> _Aim of the task_
Please restate the records below word for word, leaving out every picture.

Start of Block

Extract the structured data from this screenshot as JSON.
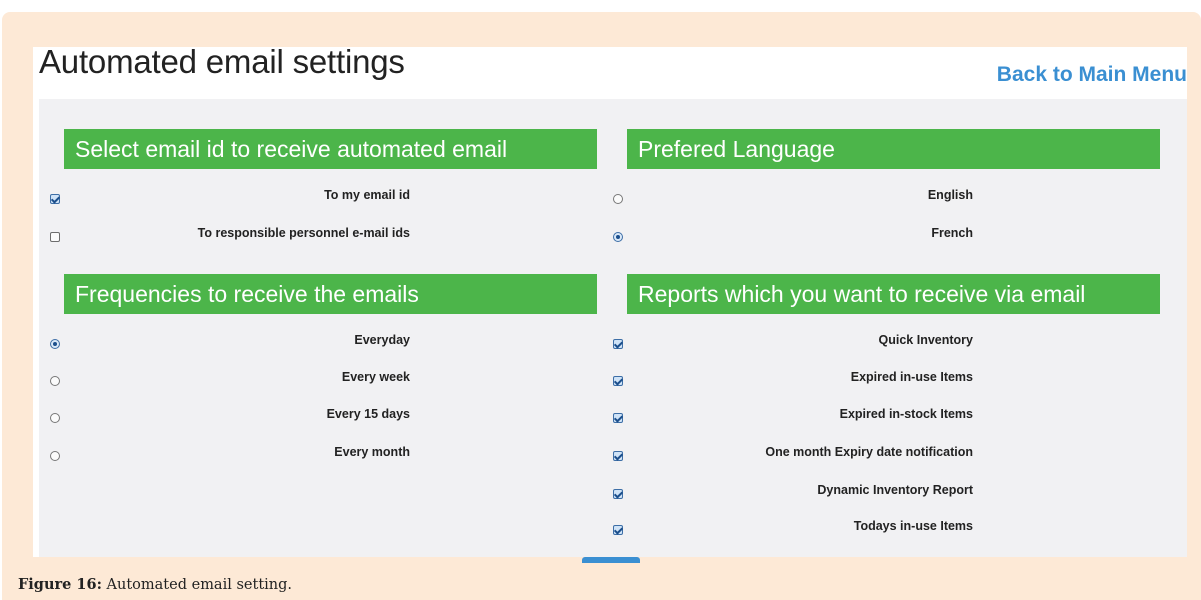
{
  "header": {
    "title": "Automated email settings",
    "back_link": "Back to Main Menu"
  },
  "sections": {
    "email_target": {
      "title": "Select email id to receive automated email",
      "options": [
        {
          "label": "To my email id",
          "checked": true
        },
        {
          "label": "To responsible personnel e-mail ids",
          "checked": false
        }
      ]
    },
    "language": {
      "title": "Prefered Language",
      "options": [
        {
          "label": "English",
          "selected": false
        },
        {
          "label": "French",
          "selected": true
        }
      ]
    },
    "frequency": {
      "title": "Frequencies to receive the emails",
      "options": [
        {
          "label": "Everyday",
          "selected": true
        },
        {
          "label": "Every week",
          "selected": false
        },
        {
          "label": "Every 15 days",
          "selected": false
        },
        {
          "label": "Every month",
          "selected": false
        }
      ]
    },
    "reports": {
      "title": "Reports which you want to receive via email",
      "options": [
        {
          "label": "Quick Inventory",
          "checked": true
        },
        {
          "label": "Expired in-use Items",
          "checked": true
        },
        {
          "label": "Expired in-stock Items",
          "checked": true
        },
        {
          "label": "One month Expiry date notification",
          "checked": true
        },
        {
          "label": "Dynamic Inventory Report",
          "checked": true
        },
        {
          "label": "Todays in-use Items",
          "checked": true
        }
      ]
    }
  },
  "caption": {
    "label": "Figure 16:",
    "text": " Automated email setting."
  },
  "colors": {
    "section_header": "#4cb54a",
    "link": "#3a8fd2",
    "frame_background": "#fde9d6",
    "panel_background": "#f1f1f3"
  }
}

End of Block

> _Expected answer_
Extract the structured data from this screenshot as JSON.
{
  "header": {
    "title": "Automated email settings",
    "back_link": "Back to Main Menu"
  },
  "sections": {
    "email_target": {
      "title": "Select email id to receive automated email",
      "options": [
        {
          "label": "To my email id",
          "checked": true
        },
        {
          "label": "To responsible personnel e-mail ids",
          "checked": false
        }
      ]
    },
    "language": {
      "title": "Prefered Language",
      "options": [
        {
          "label": "English",
          "selected": false
        },
        {
          "label": "French",
          "selected": true
        }
      ]
    },
    "frequency": {
      "title": "Frequencies to receive the emails",
      "options": [
        {
          "label": "Everyday",
          "selected": true
        },
        {
          "label": "Every week",
          "selected": false
        },
        {
          "label": "Every 15 days",
          "selected": false
        },
        {
          "label": "Every month",
          "selected": false
        }
      ]
    },
    "reports": {
      "title": "Reports which you want to receive via email",
      "options": [
        {
          "label": "Quick Inventory",
          "checked": true
        },
        {
          "label": "Expired in-use Items",
          "checked": true
        },
        {
          "label": "Expired in-stock Items",
          "checked": true
        },
        {
          "label": "One month Expiry date notification",
          "checked": true
        },
        {
          "label": "Dynamic Inventory Report",
          "checked": true
        },
        {
          "label": "Todays in-use Items",
          "checked": true
        }
      ]
    }
  },
  "caption": {
    "label": "Figure 16:",
    "text": " Automated email setting."
  },
  "colors": {
    "section_header": "#4cb54a",
    "link": "#3a8fd2",
    "frame_background": "#fde9d6",
    "panel_background": "#f1f1f3"
  }
}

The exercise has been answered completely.